§ **Brief**: Restate the data below word for word, leaving nothing out.

§ **Collected data**:
>>>>

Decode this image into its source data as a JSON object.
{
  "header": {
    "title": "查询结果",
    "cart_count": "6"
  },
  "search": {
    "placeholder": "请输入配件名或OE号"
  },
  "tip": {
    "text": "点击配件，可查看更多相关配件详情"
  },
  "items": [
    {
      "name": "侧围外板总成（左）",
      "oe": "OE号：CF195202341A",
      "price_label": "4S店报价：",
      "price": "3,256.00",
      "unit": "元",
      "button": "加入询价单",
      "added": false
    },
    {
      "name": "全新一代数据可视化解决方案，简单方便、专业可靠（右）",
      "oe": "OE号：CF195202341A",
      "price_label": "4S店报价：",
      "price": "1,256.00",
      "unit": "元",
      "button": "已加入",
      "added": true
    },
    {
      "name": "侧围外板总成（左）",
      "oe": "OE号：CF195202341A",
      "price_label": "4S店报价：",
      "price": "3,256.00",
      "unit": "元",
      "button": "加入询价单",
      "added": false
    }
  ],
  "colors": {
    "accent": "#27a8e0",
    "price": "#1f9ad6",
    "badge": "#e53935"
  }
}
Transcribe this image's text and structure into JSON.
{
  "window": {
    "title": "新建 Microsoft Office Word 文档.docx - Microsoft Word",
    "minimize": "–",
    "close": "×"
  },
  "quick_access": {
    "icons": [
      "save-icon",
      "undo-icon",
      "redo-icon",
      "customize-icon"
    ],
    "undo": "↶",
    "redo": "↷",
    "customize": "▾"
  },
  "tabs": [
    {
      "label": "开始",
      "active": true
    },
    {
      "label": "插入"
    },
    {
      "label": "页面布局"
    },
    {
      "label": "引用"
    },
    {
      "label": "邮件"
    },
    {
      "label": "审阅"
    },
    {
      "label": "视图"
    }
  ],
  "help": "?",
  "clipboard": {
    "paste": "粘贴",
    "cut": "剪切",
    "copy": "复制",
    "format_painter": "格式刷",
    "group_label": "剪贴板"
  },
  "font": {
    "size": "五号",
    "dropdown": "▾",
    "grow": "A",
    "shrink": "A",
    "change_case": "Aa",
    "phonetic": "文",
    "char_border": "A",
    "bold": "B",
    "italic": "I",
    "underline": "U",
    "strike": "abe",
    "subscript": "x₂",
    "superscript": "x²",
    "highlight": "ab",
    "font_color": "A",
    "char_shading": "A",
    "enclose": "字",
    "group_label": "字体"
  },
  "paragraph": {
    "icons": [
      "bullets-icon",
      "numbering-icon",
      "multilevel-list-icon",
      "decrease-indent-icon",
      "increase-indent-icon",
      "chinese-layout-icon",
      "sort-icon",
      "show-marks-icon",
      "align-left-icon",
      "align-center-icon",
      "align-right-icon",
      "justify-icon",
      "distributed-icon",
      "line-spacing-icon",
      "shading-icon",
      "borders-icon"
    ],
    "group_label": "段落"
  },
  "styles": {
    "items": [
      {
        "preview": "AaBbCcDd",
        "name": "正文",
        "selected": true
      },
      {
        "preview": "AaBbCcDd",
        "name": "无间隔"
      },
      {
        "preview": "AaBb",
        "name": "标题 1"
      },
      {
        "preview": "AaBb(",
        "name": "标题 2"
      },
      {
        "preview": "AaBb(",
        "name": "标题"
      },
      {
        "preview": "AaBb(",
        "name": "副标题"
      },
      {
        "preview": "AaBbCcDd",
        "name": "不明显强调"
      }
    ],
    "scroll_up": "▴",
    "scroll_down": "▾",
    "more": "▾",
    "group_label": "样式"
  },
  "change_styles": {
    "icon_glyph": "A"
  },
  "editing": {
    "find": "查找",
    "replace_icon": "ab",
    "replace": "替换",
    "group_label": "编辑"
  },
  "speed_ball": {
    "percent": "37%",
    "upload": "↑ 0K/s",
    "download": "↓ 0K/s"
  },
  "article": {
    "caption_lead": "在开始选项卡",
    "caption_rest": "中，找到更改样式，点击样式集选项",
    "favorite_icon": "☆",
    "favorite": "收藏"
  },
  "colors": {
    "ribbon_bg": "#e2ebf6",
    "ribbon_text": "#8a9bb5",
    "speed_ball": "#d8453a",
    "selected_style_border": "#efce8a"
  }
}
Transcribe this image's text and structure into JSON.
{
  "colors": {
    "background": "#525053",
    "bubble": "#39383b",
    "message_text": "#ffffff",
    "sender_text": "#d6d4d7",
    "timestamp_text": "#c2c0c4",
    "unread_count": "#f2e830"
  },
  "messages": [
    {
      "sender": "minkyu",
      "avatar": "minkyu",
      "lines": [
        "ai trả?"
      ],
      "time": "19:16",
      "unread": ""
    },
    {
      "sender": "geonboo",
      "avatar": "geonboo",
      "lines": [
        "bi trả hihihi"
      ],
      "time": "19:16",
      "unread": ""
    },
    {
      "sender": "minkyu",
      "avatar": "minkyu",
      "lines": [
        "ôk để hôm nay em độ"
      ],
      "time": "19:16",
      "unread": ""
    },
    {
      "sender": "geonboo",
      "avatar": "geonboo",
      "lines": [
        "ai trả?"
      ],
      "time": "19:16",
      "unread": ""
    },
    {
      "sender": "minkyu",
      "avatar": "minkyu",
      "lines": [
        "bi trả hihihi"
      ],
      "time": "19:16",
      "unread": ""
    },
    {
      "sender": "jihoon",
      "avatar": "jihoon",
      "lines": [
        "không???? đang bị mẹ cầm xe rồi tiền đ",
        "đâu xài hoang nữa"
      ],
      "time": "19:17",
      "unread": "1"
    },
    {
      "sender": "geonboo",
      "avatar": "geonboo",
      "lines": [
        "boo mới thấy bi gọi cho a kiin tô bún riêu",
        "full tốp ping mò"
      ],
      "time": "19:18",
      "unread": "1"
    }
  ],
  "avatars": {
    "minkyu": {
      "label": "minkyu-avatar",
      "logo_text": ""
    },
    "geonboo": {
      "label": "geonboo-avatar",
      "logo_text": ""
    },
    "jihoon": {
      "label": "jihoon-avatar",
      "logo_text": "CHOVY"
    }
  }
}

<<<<

§ **Result for this exercise**:
Decode this image into its source data as a JSON object.
{
  "header": {
    "title": "查询结果",
    "cart_count": "6"
  },
  "search": {
    "placeholder": "请输入配件名或OE号"
  },
  "tip": {
    "text": "点击配件，可查看更多相关配件详情"
  },
  "items": [
    {
      "name": "侧围外板总成（左）",
      "oe": "OE号：CF195202341A",
      "price_label": "4S店报价：",
      "price": "3,256.00",
      "unit": "元",
      "button": "加入询价单",
      "added": false
    },
    {
      "name": "全新一代数据可视化解决方案，简单方便、专业可靠（右）",
      "oe": "OE号：CF195202341A",
      "price_label": "4S店报价：",
      "price": "1,256.00",
      "unit": "元",
      "button": "已加入",
      "added": true
    },
    {
      "name": "侧围外板总成（左）",
      "oe": "OE号：CF195202341A",
      "price_label": "4S店报价：",
      "price": "3,256.00",
      "unit": "元",
      "button": "加入询价单",
      "added": false
    }
  ],
  "colors": {
    "accent": "#27a8e0",
    "price": "#1f9ad6",
    "badge": "#e53935"
  }
}
Transcribe this image's text and structure into JSON.
{
  "window": {
    "title": "新建 Microsoft Office Word 文档.docx - Microsoft Word",
    "minimize": "–",
    "close": "×"
  },
  "quick_access": {
    "icons": [
      "save-icon",
      "undo-icon",
      "redo-icon",
      "customize-icon"
    ],
    "undo": "↶",
    "redo": "↷",
    "customize": "▾"
  },
  "tabs": [
    {
      "label": "开始",
      "active": true
    },
    {
      "label": "插入"
    },
    {
      "label": "页面布局"
    },
    {
      "label": "引用"
    },
    {
      "label": "邮件"
    },
    {
      "label": "审阅"
    },
    {
      "label": "视图"
    }
  ],
  "help": "?",
  "clipboard": {
    "paste": "粘贴",
    "cut": "剪切",
    "copy": "复制",
    "format_painter": "格式刷",
    "group_label": "剪贴板"
  },
  "font": {
    "size": "五号",
    "dropdown": "▾",
    "grow": "A",
    "shrink": "A",
    "change_case": "Aa",
    "phonetic": "文",
    "char_border": "A",
    "bold": "B",
    "italic": "I",
    "underline": "U",
    "strike": "abe",
    "subscript": "x₂",
    "superscript": "x²",
    "highlight": "ab",
    "font_color": "A",
    "char_shading": "A",
    "enclose": "字",
    "group_label": "字体"
  },
  "paragraph": {
    "icons": [
      "bullets-icon",
      "numbering-icon",
      "multilevel-list-icon",
      "decrease-indent-icon",
      "increase-indent-icon",
      "chinese-layout-icon",
      "sort-icon",
      "show-marks-icon",
      "align-left-icon",
      "align-center-icon",
      "align-right-icon",
      "justify-icon",
      "distributed-icon",
      "line-spacing-icon",
      "shading-icon",
      "borders-icon"
    ],
    "group_label": "段落"
  },
  "styles": {
    "items": [
      {
        "preview": "AaBbCcDd",
        "name": "正文",
        "selected": true
      },
      {
        "preview": "AaBbCcDd",
        "name": "无间隔"
      },
      {
        "preview": "AaBb",
        "name": "标题 1"
      },
      {
        "preview": "AaBb(",
        "name": "标题 2"
      },
      {
        "preview": "AaBb(",
        "name": "标题"
      },
      {
        "preview": "AaBb(",
        "name": "副标题"
      },
      {
        "preview": "AaBbCcDd",
        "name": "不明显强调"
      }
    ],
    "scroll_up": "▴",
    "scroll_down": "▾",
    "more": "▾",
    "group_label": "样式"
  },
  "change_styles": {
    "icon_glyph": "A"
  },
  "editing": {
    "find": "查找",
    "replace_icon": "ab",
    "replace": "替换",
    "group_label": "编辑"
  },
  "speed_ball": {
    "percent": "37%",
    "upload": "↑ 0K/s",
    "download": "↓ 0K/s"
  },
  "article": {
    "caption_lead": "在开始选项卡",
    "caption_rest": "中，找到更改样式，点击样式集选项",
    "favorite_icon": "☆",
    "favorite": "收藏"
  },
  "colors": {
    "ribbon_bg": "#e2ebf6",
    "ribbon_text": "#8a9bb5",
    "speed_ball": "#d8453a",
    "selected_style_border": "#efce8a"
  }
}
Transcribe this image's text and structure into JSON.
{
  "colors": {
    "background": "#525053",
    "bubble": "#39383b",
    "message_text": "#ffffff",
    "sender_text": "#d6d4d7",
    "timestamp_text": "#c2c0c4",
    "unread_count": "#f2e830"
  },
  "messages": [
    {
      "sender": "minkyu",
      "avatar": "minkyu",
      "lines": [
        "ai trả?"
      ],
      "time": "19:16",
      "unread": ""
    },
    {
      "sender": "geonboo",
      "avatar": "geonboo",
      "lines": [
        "bi trả hihihi"
      ],
      "time": "19:16",
      "unread": ""
    },
    {
      "sender": "minkyu",
      "avatar": "minkyu",
      "lines": [
        "ôk để hôm nay em độ"
      ],
      "time": "19:16",
      "unread": ""
    },
    {
      "sender": "geonboo",
      "avatar": "geonboo",
      "lines": [
        "ai trả?"
      ],
      "time": "19:16",
      "unread": ""
    },
    {
      "sender": "minkyu",
      "avatar": "minkyu",
      "lines": [
        "bi trả hihihi"
      ],
      "time": "19:16",
      "unread": ""
    },
    {
      "sender": "jihoon",
      "avatar": "jihoon",
      "lines": [
        "không???? đang bị mẹ cầm xe rồi tiền đ",
        "đâu xài hoang nữa"
      ],
      "time": "19:17",
      "unread": "1"
    },
    {
      "sender": "geonboo",
      "avatar": "geonboo",
      "lines": [
        "boo mới thấy bi gọi cho a kiin tô bún riêu",
        "full tốp ping mò"
      ],
      "time": "19:18",
      "unread": "1"
    }
  ],
  "avatars": {
    "minkyu": {
      "label": "minkyu-avatar",
      "logo_text": ""
    },
    "geonboo": {
      "label": "geonboo-avatar",
      "logo_text": ""
    },
    "jihoon": {
      "label": "jihoon-avatar",
      "logo_text": "CHOVY"
    }
  }
}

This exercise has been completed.